▶ _Provided records_
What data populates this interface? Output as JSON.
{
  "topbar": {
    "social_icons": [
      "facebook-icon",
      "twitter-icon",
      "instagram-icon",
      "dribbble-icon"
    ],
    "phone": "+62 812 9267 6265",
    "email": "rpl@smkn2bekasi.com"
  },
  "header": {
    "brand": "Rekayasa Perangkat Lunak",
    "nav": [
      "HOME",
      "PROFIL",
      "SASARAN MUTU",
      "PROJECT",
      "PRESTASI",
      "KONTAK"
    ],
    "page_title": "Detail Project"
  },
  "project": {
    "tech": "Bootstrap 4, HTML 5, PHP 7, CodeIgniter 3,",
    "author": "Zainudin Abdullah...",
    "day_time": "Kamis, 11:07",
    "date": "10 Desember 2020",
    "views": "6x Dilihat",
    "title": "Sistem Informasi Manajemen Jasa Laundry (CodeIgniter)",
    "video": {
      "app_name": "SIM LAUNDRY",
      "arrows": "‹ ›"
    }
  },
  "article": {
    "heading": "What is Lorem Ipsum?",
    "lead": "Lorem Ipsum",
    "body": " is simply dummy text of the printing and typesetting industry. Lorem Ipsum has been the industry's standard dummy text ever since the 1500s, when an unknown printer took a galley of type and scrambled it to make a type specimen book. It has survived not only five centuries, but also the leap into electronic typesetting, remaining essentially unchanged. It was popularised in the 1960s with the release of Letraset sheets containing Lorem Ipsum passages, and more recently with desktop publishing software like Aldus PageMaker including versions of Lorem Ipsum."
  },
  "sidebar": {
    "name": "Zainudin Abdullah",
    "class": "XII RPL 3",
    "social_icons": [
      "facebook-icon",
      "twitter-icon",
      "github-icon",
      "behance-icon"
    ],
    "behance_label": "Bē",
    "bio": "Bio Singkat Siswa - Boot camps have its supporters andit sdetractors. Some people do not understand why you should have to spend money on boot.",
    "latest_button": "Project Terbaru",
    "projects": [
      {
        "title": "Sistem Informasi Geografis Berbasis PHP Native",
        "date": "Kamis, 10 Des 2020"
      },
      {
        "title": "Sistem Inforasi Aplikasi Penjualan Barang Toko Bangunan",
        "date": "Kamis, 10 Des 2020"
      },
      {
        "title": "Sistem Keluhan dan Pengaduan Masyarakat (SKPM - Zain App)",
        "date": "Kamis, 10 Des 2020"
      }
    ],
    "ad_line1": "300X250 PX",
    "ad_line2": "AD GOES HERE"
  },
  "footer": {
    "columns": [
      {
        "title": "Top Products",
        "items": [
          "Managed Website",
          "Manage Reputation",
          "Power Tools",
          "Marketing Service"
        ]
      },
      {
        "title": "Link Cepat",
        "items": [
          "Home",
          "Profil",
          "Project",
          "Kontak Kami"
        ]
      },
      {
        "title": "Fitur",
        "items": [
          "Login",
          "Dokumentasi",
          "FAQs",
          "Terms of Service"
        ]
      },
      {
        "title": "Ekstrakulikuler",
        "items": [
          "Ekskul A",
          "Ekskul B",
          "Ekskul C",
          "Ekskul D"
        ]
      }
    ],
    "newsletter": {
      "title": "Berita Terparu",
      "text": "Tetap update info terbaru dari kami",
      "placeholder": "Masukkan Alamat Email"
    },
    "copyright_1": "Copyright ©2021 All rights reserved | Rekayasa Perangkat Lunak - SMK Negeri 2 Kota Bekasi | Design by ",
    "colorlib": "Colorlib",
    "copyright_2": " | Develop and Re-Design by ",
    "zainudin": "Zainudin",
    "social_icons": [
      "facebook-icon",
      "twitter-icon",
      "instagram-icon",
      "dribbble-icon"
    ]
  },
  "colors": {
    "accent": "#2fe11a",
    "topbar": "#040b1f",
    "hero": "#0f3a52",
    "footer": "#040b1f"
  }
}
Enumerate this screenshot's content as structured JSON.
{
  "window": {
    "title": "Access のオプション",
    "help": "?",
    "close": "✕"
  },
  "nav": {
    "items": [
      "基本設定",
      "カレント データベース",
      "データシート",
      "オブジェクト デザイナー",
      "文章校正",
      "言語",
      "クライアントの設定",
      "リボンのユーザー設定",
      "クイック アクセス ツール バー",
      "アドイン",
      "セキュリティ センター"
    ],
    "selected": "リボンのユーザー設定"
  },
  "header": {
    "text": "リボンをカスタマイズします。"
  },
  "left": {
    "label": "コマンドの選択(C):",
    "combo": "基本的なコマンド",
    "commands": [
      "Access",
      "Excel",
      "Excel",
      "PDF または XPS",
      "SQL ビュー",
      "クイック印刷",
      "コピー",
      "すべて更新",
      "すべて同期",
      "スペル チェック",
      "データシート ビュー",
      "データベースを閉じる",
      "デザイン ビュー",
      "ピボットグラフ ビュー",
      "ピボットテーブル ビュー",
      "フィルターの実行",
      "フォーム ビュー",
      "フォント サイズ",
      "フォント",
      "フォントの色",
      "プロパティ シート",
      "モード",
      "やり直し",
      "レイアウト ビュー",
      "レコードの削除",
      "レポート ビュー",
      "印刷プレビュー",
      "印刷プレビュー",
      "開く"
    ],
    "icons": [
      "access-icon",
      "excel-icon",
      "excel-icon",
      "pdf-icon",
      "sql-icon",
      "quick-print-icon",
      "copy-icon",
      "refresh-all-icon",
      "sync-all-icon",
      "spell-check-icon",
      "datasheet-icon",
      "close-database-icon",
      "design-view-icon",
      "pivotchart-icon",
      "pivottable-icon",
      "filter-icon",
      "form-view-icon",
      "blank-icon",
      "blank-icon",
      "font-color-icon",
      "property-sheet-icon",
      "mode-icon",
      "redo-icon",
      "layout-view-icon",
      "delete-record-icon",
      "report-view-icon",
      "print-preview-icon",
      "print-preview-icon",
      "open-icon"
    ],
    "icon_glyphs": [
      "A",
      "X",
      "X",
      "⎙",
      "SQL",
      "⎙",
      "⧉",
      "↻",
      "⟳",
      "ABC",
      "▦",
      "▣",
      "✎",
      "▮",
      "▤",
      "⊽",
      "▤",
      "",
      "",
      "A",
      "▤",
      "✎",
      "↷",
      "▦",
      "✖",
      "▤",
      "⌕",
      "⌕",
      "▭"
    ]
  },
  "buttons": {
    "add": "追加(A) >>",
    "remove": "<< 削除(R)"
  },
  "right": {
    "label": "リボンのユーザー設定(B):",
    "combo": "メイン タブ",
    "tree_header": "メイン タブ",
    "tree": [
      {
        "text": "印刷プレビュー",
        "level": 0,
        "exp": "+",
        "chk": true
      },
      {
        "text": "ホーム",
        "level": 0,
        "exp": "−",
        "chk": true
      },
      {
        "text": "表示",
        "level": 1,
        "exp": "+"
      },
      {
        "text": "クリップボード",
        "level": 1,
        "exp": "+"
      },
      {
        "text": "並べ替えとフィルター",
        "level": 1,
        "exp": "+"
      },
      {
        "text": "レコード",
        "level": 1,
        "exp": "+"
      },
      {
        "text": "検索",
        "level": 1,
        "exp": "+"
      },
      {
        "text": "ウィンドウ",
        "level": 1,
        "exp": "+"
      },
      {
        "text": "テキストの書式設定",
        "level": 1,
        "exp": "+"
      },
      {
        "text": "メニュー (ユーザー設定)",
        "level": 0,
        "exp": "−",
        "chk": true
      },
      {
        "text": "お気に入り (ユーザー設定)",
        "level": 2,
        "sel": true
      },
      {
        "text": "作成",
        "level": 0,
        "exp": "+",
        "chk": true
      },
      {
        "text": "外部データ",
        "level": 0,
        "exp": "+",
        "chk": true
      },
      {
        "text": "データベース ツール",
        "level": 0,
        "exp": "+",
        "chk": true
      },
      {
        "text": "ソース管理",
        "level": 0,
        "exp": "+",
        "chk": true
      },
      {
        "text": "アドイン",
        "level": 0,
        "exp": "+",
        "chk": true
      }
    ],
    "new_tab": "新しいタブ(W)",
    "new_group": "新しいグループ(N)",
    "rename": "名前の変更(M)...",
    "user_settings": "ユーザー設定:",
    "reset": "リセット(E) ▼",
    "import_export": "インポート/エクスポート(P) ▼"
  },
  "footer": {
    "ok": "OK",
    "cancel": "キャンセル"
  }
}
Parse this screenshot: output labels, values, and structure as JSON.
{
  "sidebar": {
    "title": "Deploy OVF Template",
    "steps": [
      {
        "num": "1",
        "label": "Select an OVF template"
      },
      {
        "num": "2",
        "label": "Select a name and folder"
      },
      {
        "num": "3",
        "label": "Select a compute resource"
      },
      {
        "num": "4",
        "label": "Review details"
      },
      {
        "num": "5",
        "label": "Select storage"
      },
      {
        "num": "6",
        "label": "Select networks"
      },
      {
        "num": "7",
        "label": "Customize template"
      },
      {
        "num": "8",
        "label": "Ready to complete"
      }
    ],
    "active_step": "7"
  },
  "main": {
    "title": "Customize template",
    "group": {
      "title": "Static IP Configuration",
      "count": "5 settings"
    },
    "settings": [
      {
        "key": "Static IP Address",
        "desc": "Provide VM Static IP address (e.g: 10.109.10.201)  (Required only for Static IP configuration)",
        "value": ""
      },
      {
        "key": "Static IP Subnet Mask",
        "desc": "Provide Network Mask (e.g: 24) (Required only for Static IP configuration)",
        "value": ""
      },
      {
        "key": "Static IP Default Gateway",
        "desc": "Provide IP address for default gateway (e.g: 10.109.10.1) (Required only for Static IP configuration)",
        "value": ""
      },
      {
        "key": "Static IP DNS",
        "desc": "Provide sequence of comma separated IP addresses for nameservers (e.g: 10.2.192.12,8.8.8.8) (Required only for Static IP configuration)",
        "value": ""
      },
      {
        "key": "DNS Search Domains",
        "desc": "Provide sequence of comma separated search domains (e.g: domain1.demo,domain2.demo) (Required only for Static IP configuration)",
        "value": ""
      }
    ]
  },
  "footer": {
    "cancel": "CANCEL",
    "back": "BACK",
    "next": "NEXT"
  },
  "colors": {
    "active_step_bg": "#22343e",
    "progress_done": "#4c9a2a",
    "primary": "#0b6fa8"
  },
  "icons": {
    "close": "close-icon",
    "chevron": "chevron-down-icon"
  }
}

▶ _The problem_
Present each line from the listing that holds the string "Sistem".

▶ _Response to the exercise_
    "title": "Sistem Informasi Manajemen Jasa Laundry (CodeIgniter)",
        "title": "Sistem Informasi Geografis Berbasis PHP Native",
        "title": "Sistem Inforasi Aplikasi Penjualan Barang Toko Bangunan",
        "title": "Sistem Keluhan dan Pengaduan Masyarakat (SKPM - Zain App)",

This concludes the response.